Some further reflections prompted by my previous post.
Jesus had some outlandish things to say regarding children:
…have you never read, “From the lips of children and infants you, Lord, have called forth your praise.” (Matthew 21:16, referring back to Psalm 8:2)
See that you do not despise one of these little ones. For I tell you that their angels in heaven always see the face of my Father in heaven. (Matthew 18:10 )
People were bringing little children to Jesus for him to place his hands on them, but the disciples rebuked them. When Jesus saw this, he was indignant. He said to them, “Let the little children come to me, and do not hinder them, for the kingdom of God belongs to such as these. Truly I tell you, anyone who will not receive the kingdom of God like a little child will never enter it.”And he took the children in his arms, placed his hands on them and blessed them. (Mark 10:13-16 – parallel verses in Luke and Matthew)

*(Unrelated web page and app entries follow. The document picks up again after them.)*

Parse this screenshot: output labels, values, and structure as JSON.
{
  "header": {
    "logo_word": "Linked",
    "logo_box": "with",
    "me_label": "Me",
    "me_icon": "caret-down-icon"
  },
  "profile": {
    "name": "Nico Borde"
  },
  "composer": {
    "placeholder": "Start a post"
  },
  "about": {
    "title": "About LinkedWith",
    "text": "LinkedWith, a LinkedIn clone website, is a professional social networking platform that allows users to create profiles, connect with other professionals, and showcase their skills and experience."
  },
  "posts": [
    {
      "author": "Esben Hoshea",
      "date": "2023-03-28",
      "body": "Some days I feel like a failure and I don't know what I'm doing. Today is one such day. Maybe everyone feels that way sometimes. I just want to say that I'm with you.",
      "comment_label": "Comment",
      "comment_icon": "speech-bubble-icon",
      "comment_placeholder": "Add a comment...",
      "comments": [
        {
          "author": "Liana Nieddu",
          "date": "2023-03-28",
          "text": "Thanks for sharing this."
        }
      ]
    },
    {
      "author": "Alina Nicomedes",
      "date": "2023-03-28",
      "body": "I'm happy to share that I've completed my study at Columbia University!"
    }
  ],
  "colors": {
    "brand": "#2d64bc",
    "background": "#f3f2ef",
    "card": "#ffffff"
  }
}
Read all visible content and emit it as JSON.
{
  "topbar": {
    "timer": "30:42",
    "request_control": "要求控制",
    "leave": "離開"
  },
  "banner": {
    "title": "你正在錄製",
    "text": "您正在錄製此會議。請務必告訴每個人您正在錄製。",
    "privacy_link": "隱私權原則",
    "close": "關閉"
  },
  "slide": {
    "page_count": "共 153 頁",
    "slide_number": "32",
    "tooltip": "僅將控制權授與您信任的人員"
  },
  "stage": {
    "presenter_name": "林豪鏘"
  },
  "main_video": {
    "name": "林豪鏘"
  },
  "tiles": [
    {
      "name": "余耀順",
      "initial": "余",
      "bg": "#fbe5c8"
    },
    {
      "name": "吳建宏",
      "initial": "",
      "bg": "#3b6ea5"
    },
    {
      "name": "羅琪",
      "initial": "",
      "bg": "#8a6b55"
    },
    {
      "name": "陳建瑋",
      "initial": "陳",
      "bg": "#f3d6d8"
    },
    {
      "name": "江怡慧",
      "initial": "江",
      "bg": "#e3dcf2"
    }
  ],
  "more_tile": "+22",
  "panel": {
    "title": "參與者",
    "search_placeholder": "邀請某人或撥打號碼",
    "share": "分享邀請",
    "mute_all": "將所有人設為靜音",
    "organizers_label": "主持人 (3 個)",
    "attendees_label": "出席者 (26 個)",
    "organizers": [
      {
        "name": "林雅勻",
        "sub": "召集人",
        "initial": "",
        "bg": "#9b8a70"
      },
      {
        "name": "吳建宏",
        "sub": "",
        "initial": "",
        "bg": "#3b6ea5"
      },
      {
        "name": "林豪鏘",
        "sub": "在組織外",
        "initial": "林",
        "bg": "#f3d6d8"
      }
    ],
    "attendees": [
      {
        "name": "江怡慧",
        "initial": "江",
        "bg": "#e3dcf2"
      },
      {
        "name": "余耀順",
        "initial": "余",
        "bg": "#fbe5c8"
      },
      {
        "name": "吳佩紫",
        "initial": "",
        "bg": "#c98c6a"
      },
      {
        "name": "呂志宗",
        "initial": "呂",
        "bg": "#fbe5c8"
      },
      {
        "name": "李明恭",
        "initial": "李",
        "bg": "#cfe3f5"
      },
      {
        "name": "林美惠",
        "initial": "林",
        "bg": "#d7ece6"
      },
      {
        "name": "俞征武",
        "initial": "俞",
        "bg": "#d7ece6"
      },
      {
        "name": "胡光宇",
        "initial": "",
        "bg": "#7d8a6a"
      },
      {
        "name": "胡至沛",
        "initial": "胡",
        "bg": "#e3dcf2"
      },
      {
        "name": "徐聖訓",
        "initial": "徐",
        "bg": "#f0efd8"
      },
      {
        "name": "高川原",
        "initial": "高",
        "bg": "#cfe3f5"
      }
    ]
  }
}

He called a little child to him, and placed the child among them. And he said: “Truly I tell you, unless you change and become like little children, you will never enter the kingdom of heaven. Therefore, whoever takes the lowly position of this child is the greatest in the kingdom of heaven. And whoever welcomes one such child in my name welcomes me.” (Matt 18:1-5 – parallels in the other synoptic gospels)
A child is a role model for what it means to be great? They have worship down to perfection? They have representatives standing before God all the time? The Kingdom of God is filled with childlike people? (Does that mean heaven has the most awesome Lego collection ever??)
With all these extravagant claims Jesus made about children, you’d think we’d take this whole childlike thing a little more seriously. Or, put better, you’d think we’d take ourselves as “grown-ups” a lot less seriously.
At the very least, we should let our kids be kids. Why are some folks in such a rush to turn their kids into mini-adults? We dress them in adult clothes, send them to day care centers with names like “Little Professionals Child Care.” (Yeah. Really.) We make them take nerve-wracking tests to enter the “right” pre-school program. We bring them to movies (or let them watch TV shows) that are intended for adults with grade school educations. They’re pressured to achieve, excel, and if we play our cards right, have nervous breakdowns.
The rush to adulthood for our kids goes on and on. Maybe we should turn that around. Let’s all be a little less grown-up/serious/grave/driven/earnest.
C.S. Lewis had the right perspective:
Critics who treat ‘adult’ as a term of approval, instead of as a merely descriptive term, cannot be adult themselves. To be concerned about being grown up, to admire the grown up because it is grown up, to blush at the suspicion of being childish; these things are the marks of childhood and adolescence. … When I became a man I put away childish things, including the fear of childishness and the desire to be very grown up.
Let kids be kids. Let them mess up their clothes and skin their knees, play with toys and make funny faces, spill their milk and cry over it.
They’re more likely to become citizens of God’s kingdom that way. So are we.